I believe that the result of this trial was pretty much a foregone conclusion. There was little doubt that the Intelligent Design (ID) movement was essentially a religious movement, and there was no doubt at all that there was no theory of ID, certainly not one that was ready for the High School science classroom. We need to teach basic science, well-established science in our high schools, and we have very little time to accomplish that. New ideas need to establish themselves, go through the rigor of scientific debate, and gain a consensus before they become part of the public school curriculum.
But I want to address another issue. Many people who share my Christian faith are concerned tonight because they feel that religion is under attack. Those who accept one or another of the views involving special creation feel that their children can attend public school only at the risk of their faith. “Godless evolution” has won the day, and they don’t even get a hearing, not even a tiny disclaimer. I could tell them how well evolution is established as a scientific theory, and I would be right.

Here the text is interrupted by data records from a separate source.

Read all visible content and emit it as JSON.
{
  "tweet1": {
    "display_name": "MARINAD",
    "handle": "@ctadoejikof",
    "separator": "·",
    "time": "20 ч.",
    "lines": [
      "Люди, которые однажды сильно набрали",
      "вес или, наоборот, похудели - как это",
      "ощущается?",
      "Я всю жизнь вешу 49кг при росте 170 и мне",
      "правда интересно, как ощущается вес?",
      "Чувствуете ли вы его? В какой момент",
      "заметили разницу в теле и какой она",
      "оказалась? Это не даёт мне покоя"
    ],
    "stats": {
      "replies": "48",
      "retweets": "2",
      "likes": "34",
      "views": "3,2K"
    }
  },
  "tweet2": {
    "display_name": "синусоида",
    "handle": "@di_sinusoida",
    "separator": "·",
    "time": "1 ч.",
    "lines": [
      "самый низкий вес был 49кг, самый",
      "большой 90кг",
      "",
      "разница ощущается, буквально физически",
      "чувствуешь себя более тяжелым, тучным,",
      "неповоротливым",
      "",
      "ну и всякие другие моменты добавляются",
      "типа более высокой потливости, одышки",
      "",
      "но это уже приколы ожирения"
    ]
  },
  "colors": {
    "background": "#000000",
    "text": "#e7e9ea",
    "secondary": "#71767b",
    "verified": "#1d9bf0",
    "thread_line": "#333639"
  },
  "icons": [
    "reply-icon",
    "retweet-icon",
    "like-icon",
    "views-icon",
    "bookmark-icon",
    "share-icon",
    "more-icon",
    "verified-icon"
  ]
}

I could tell them how bad an idea it is to trust religious education to the government, and I believe that’s a good point. I could point out the evil things that have taken place when government took distortions of faith and applied them by force, and that would be valid as well.
But none of those things are likely to move that fairly large group of people right now. I think it’s unfortunate that more dialogue and education does not take place in this area. More people need to realize how many people of faith, such as myself, and how many church leaders do not see a conflict between evolution and faith.
Let me suggest something that I think should strike home, not only for those opposed to the decision, but also for all other people of faith who support it. We need to look at reforming religious education. In our churches we have a substantial amount of time available in which to educate our children, to supplement the education that they receive in public schools or even in private schools. In many churches in my area we have Sunday School, one or two youth meetings per week, and a Wednesday night teaching program. That’s a great deal of time. Right now, we’re using most of that time to tell a few stories and make them feel good.
Parents have even more time. They can get involved in helping their children with homework. If you believe that there is a place where faith needs to be introduced into the study of science, you have the power to do it. At the same time as you’re doing it, you will be spending more time with your children, building your bond with them, and increasing the chance that they will become productive citizens. I have some ideas of what should be taught, but even if what you teach is repugnant to me, you have a right and even a duty to take the time and effort to teach it.
It’s very simple.
You want your children taught intelligent design? Get with your church’s education program and get some programs on it. I teach such a program for those who hold to a theistic view of evolution through Pacesetters Bible School, and I have produced a tract on the subject called God the Creator. Those who object to any form of evolution will not like my programs, but there’s no shortage of folks willing to teach other viewpoints.
You want your children to pray? Student led prayer is legal right now. Teach your children to pray–that is, after all, a function of parents and churches–and then release them to work and lead in their own way. You really aren’t prevented from any of this. (I teach this one too. See my book I Want to Pray! co-authored with Rev. Perry Dalton.)
You see, I don’t think the courts are taking away your right to educate your children about your faith. Not at all! What they are taking away is your right to be lazy and to expect somebody else to do your job, whether you are a religious educator or a parent.
So get out there, get active, and exercise the rights you have.